>>>>>

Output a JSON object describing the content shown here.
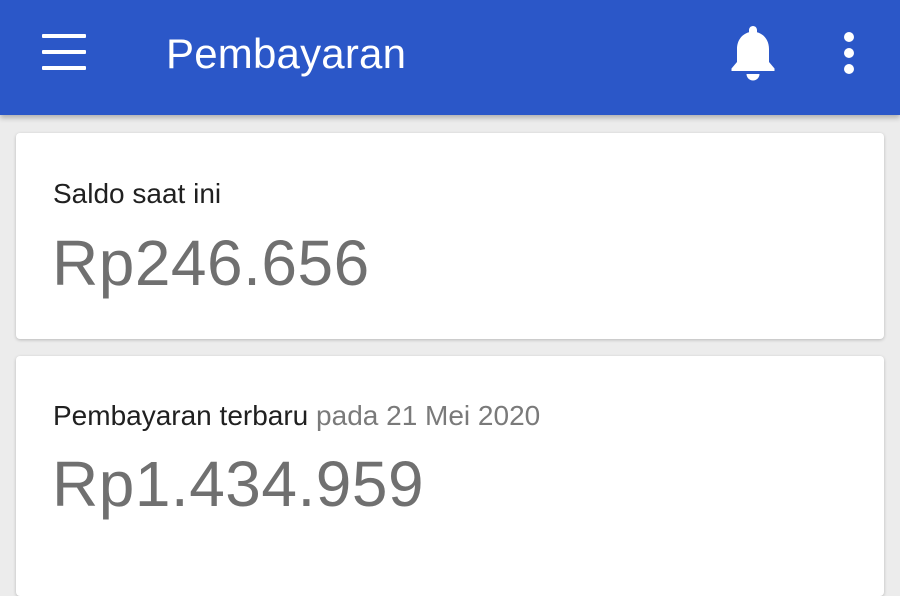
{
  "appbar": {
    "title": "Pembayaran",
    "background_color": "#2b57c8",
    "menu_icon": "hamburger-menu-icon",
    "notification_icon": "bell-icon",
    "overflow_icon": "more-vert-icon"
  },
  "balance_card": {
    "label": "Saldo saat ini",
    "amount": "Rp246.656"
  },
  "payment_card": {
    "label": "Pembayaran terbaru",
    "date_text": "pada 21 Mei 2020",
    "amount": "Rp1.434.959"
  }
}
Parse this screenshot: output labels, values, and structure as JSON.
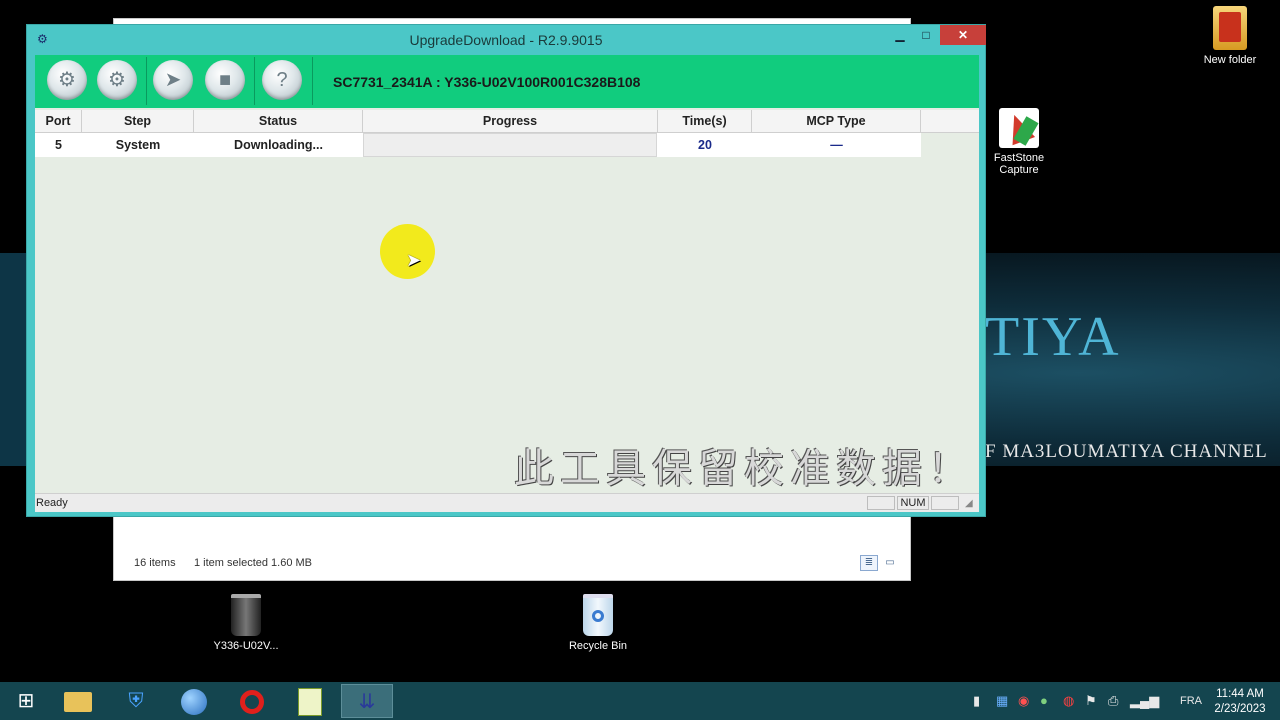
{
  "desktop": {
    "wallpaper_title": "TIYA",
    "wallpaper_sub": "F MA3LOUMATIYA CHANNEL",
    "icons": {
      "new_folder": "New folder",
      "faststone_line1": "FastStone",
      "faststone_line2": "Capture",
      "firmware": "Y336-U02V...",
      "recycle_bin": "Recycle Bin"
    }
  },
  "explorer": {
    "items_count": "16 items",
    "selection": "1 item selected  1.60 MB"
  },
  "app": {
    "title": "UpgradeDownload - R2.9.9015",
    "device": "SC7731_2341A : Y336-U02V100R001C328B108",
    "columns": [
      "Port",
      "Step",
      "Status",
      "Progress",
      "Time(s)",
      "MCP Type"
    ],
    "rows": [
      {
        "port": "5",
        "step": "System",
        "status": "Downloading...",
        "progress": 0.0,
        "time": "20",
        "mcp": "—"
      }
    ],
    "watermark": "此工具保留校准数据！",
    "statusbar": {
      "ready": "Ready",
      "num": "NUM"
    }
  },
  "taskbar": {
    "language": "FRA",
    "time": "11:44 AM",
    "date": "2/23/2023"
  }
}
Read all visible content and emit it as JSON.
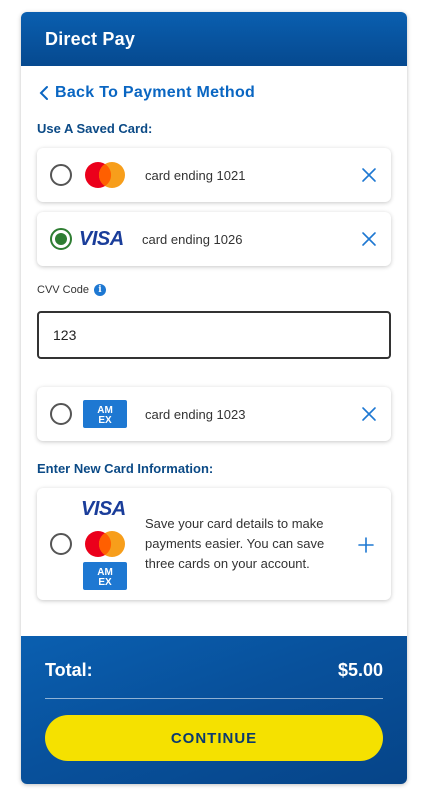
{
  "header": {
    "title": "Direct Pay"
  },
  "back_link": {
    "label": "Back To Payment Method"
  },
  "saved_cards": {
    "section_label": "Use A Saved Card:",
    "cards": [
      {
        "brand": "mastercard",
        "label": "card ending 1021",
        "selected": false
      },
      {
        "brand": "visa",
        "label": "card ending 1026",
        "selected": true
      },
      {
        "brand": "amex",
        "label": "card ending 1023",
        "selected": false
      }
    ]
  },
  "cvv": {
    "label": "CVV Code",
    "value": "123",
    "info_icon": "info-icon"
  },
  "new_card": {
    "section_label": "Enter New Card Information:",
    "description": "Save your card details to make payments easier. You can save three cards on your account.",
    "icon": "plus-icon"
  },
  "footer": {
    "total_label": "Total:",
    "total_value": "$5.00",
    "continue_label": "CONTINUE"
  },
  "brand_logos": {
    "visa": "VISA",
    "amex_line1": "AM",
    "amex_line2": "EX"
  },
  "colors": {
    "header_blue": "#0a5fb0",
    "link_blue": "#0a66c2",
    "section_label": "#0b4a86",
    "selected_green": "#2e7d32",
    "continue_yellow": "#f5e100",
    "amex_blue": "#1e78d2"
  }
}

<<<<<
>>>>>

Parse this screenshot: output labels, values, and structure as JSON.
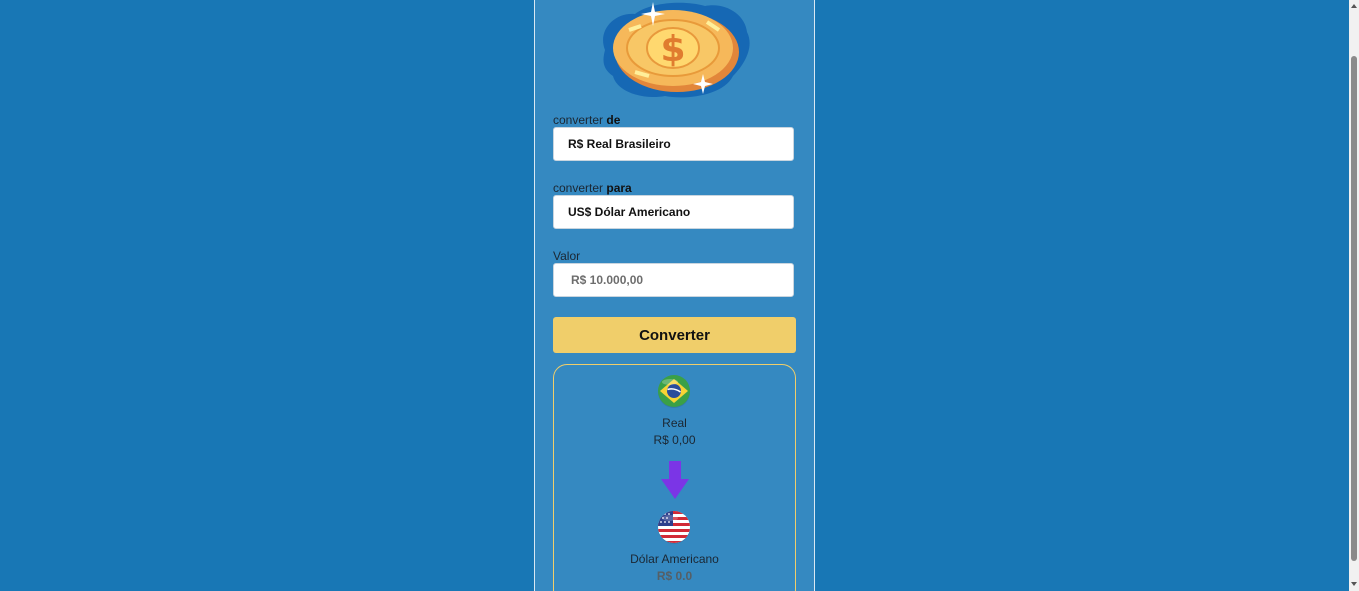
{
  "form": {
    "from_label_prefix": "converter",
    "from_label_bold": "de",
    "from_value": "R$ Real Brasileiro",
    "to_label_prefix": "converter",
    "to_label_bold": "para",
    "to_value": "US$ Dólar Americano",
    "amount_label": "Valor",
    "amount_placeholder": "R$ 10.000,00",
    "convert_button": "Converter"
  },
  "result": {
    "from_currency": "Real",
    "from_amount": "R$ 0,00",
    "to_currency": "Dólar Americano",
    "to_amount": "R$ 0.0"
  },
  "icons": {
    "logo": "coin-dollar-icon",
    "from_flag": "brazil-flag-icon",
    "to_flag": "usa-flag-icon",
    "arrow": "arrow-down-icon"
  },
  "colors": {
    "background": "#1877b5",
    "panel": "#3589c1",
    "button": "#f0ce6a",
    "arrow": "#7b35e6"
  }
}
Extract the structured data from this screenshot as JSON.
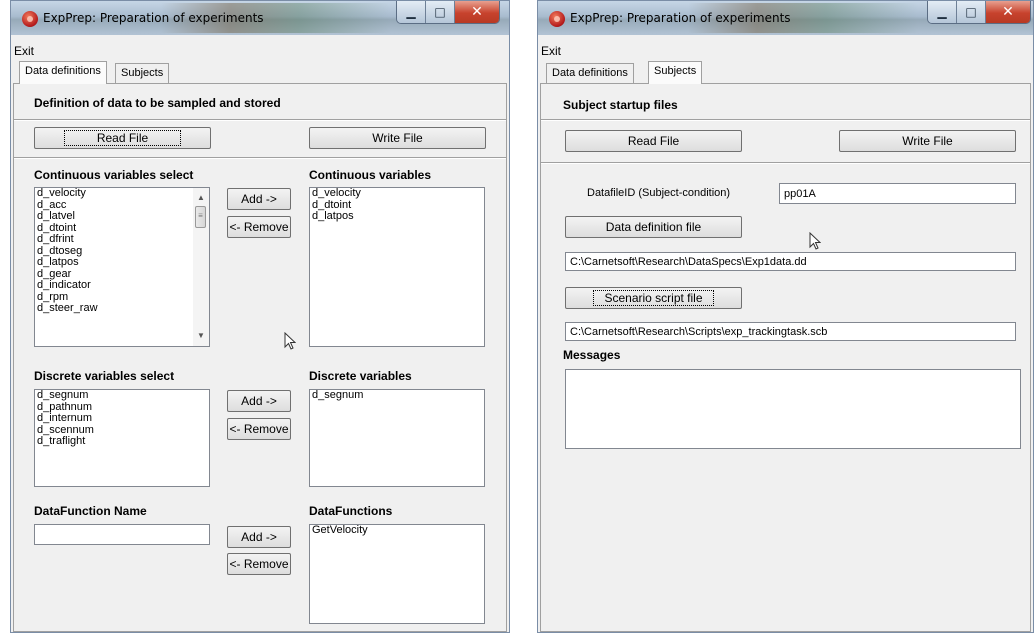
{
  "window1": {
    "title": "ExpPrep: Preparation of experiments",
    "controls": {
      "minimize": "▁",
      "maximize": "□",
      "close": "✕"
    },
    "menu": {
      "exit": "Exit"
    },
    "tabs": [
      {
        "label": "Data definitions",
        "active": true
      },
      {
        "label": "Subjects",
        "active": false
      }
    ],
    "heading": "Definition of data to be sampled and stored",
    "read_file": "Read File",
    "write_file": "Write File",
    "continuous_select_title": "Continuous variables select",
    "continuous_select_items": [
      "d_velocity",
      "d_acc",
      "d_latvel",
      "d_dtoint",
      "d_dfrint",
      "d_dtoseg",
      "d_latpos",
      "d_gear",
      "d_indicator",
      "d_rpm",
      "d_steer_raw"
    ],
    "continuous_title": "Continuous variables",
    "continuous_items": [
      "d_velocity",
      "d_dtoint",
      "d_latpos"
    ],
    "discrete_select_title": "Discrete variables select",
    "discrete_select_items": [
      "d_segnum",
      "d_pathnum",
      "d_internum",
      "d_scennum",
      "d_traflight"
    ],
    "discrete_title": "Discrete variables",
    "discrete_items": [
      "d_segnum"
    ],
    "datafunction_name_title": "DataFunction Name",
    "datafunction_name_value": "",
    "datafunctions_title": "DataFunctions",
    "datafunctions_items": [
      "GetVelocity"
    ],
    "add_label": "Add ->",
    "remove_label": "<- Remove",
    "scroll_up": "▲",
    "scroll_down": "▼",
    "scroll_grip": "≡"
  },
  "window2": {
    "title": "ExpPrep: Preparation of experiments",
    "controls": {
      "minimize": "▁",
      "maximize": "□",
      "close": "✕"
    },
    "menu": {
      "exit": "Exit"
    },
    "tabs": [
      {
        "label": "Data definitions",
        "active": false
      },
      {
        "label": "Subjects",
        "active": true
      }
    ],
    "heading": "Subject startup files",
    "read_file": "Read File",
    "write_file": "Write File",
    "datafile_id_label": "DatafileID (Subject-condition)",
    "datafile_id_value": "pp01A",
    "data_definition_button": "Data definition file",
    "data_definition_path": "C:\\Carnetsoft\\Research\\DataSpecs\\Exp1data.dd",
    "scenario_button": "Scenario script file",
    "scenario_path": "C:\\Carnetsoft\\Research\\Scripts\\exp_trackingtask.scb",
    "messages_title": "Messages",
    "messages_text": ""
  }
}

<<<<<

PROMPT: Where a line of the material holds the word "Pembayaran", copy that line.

RESPONSE BOX:
    "title": "Pembayaran",
    "label": "Pembayaran terbaru",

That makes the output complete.